We present an analysis of the pointwise relationship between the reﬂectance of print and the surface topography of the paper before printing. We have measured the surface topography and reﬂectance of paper before and after printing in a sheet-fed pilot offset printing press. The 2D measurement maps have been aligned to obtain local print reﬂectance and surface topography values for every spatial position on the samples. In contrast to the various deterministic modeling approaches, which imply an a priori deﬁned underlying mathematical model, we apply probabilistic analysis. Therefore we ﬁrst estimate joint probability density functions (pdfs) of local topography and print reﬂectance using Gaussian Mixture Models (GMMs). From these pdfs we select paper regions with unusual properties, i.e. regions from the tails of the pdfs. These anomaly maps are analyzed for interrelations between the print reﬂectance and surface topography, its gradient and local variance. The degree of interrelation is characterized by the mutual information (MI), a measure to quantify statistical dependence without making assumptions about the linear or nonlinear nature of the regression dependence. The signiﬁcance of the MI values is conﬁrmed by simulation based statistical hypothesis testing. The objective is to offer answers to the question: How does the observation of an exceptional topography point on the paper surface change our information about whether the print quality attainable at that point will be exceptional or not? The results suggest that topography in combination with its local variance have the most prominent interrelation to small scale print anomalies. Furthermore it is shown that regions with abnormal topography have at least ten-fold higher probability to exhibit exceptionally high print reﬂectance, compared to randomly selected regions.
Linting is the removal of material from the surface of uncoated grades of paper during offset printing. Excessive linting reduces image quality and can reduce press productivity. In this paper, web-fed and sheet-fed linting trials have been used to investigate the effect of important press and paper variables on linting. Two of the most important printing parameters affecting linting were the take-off angle from the nip and the printing tone. From analysis of the effects of take-off angle and printing tone, two forces were identiﬁed as being especially important to linting: a ﬁlm ﬂow force in the nip and a tack force from the splitting of the ink ﬁlm. A simple model was presented that could qualitatively explain why printing press speed, printing pressure and ink tack all had smaller effects on linting than would be expected from consideration of tack force alone. Laboratory printing tack tests and other measurements of paper properties were compared with lint measured in the sheet-fed trials. The tack force measured in laboratory printing was found to be lower for improved newsprint compared to newsprint, while the lint in both sheet-fed and web-fed trials was higher for the improved newsprint.

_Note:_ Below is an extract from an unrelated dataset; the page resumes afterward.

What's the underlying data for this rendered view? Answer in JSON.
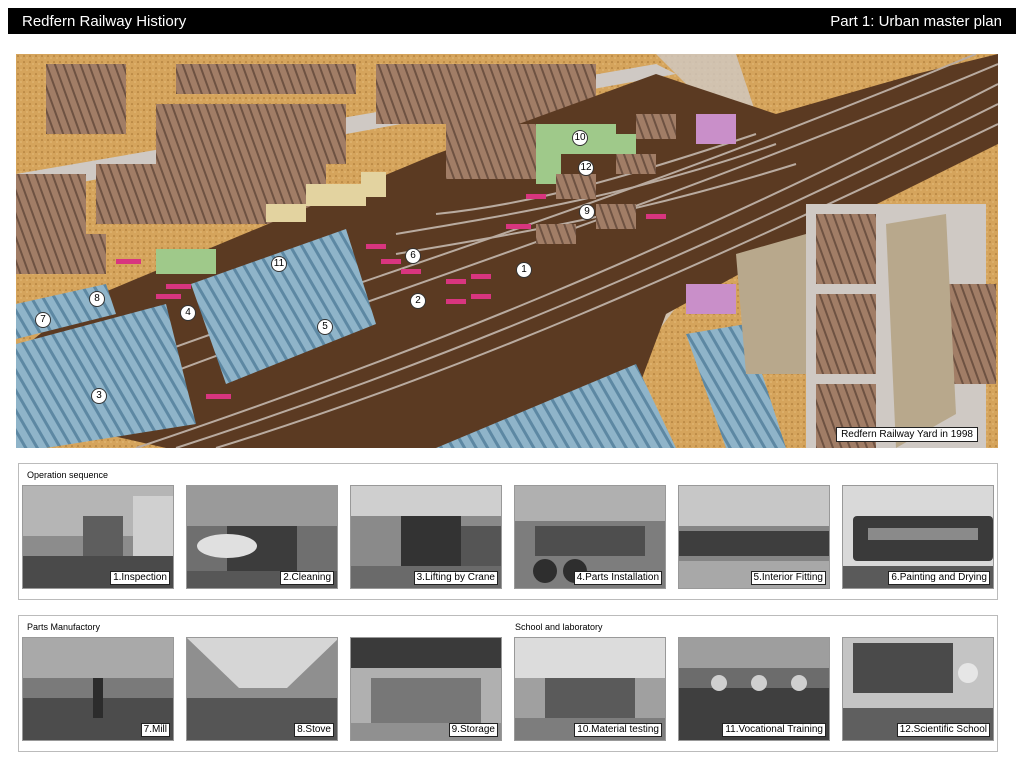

Differences in the ﬁlm ﬂow in the nip were suggested to be responsible for both effects. The improved newsprint was also found to have a lower surface strength, as measured by delamination.